from which she (or he if a man is following) started.
The basic footwork for a whip extends the six-count
pattern by inserting a pair of walking steps between
the triple steps. The footwork is therefore
"step step tri-ple-step step step tri-ple-step."
Count: 1 2 3a4 5 6 7a8

  • Basic
  • Turns inside or outside
  • Apache ending with broad stance foot plant
  • Crossbow: R2R open with outside turn
  • R2R Open
  • Side (outside turn option)
  • With Ronde
  • With quarter turns
  • Inside turn, drop left hand


An eight-count where the leader holding both hands,
steps to the left of the slot while pulling the follow
forward. Stepping around the follow entering the slot
from the right side while dropping the right hand.

  • Basic
  • He /She Turn
  • Double Turn
  • Cross hand Basket with Lead Turn
  • Pull crossed hands over follow's head, B2B into free turn
  • Lead turn ending
  • Turn > Hammer Lock > Prance


An eight-count where the leader holding both hands pulls
the follow into closed position with follower's back facing
the lead.

  • Basic (Leader changes direction)
  • R2R Wrap into Hammer lock, turn into Prance
  • Front wrap, turn, hip catch, free turn

Leader left step from slot

A six-count or eight-count where the leader is stepping
to the left side of the slot.

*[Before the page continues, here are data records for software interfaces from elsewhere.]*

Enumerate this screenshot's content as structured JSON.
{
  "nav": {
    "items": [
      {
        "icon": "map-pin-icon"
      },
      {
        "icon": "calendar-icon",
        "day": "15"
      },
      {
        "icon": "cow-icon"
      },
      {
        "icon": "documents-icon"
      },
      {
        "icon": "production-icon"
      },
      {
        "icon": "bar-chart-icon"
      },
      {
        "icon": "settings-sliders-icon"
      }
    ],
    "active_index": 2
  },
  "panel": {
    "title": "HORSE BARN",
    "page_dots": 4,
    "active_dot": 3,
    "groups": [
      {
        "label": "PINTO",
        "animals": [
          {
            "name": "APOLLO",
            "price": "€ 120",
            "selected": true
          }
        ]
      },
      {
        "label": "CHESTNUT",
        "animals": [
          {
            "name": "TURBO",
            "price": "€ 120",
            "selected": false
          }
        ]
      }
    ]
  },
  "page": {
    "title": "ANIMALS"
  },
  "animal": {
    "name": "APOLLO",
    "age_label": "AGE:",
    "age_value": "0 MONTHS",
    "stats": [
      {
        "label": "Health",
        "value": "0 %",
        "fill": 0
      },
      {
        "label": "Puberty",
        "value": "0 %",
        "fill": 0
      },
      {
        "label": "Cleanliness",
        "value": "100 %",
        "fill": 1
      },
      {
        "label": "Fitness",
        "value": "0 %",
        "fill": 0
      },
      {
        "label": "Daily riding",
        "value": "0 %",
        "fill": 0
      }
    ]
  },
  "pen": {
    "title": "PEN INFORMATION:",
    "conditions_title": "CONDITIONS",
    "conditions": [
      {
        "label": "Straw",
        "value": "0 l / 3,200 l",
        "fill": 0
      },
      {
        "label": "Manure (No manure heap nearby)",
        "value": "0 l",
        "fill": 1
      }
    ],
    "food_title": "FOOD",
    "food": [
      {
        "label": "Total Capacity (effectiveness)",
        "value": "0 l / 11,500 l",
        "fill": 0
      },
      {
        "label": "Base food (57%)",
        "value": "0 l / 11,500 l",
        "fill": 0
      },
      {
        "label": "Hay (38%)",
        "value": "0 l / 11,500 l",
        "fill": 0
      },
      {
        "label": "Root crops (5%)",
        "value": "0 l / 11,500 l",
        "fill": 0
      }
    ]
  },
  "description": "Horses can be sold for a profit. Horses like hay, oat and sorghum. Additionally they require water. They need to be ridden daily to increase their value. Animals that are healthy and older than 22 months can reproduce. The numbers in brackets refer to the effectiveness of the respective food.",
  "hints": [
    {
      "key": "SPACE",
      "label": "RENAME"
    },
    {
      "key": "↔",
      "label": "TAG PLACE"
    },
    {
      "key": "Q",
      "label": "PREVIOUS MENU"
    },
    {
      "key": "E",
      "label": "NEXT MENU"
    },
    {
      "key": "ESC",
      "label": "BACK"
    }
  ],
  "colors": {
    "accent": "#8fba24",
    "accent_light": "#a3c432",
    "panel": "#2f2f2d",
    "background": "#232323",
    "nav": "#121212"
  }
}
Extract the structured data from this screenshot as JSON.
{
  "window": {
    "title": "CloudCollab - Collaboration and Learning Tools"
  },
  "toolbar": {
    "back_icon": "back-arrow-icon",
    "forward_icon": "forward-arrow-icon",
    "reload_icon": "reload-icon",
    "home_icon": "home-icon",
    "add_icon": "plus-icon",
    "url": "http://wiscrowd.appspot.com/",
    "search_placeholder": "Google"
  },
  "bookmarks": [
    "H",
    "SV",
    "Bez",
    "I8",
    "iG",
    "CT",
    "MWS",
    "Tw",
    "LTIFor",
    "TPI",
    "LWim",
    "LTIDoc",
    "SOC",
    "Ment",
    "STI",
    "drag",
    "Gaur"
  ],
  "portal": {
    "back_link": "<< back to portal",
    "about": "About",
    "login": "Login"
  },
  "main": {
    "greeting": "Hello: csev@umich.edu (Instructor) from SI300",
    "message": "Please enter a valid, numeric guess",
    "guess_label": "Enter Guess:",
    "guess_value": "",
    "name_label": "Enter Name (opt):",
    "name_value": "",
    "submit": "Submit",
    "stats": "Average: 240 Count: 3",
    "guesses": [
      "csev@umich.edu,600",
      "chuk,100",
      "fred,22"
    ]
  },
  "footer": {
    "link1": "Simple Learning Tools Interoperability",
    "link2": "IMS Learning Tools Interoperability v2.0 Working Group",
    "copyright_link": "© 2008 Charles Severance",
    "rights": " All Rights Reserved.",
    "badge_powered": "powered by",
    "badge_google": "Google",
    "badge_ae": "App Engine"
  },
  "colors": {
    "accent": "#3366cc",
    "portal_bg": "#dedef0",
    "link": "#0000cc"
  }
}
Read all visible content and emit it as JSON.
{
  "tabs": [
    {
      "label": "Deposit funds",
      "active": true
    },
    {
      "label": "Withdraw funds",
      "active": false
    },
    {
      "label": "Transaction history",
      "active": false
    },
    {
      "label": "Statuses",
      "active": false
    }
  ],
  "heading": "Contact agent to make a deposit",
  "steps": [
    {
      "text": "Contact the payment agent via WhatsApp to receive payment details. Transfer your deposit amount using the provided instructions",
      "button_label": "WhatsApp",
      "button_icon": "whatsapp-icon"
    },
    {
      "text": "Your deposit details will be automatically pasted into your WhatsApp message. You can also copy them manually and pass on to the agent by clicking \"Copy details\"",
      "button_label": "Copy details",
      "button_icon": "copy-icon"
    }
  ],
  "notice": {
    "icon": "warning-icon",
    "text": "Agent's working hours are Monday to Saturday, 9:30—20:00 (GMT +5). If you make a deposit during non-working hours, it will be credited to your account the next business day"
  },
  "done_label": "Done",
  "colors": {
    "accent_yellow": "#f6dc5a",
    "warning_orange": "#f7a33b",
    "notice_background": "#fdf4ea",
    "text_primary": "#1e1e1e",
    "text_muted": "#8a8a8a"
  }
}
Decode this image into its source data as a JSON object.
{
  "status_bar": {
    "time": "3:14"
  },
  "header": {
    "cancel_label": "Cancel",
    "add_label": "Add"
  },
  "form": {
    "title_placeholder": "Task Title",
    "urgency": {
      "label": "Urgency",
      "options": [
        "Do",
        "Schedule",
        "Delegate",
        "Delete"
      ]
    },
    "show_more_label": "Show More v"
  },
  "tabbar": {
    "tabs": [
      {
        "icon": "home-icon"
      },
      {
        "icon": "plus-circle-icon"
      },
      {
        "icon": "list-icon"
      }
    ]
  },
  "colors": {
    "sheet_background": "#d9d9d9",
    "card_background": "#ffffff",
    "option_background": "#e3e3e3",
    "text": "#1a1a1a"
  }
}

  • Waist turn
  • R2R roll across back
  • L2R roll infront of leader with change of hands
  • count Lead outside Turn
  • Shoulder turn

Leader right step from slot

A six-count or eight-count where the leader is stepping
to the right side of the slot.

  • Neck One Arm catch
  • Crossed hands LoR, He/She turn
  • Crossed hands LoR, He/She turn, side by side body roll
  • Crossed hands LoR, He/She turn, Arch Drop (option seat catch)
  • Ribbons R2R crossed right on top, leader change direction (he/she turn ending)
  • R2R cape with 1.5 spin
  • R2R cape with turns
  • Back to Back Foot Sweep
  • Free turn into neck roll
  • Crossed hand bow tie with step out into sweep
  • Crossed RoL Turn with rhonde
  • R2L waist wrap, half turn B2B with turn out sweep
  • L2R turn shoulder catch, walk behind (option send behind, pull back)

Front Prep

A six-count or eight-count where the leader is
stepping back in to the slot.

  • L2R free turn with chest push
  • R2R turn catch on back of neck with double turn out
  • R2L inside turn, she/he turn change direction
    leader, prep into free turn, catch into side sugar,
    leader half turn, hand change, pull follow down slot
  • R2L wrap follow change direction, shoulder push,
    back catch, inside turn, end of whip finsh
  • J-Hook (Sugar push foot work)

Hamer lock:

An eight-count where the follower has one arm behind
the back and the other in front.

  • R2R > HL > foot taps > shoulder Basket (tap roll-out)
  • HL walk, leader changes direction
  • Right step HL with a block
  • HL follow change direction, cross hands, turn with shoulder catch, free spin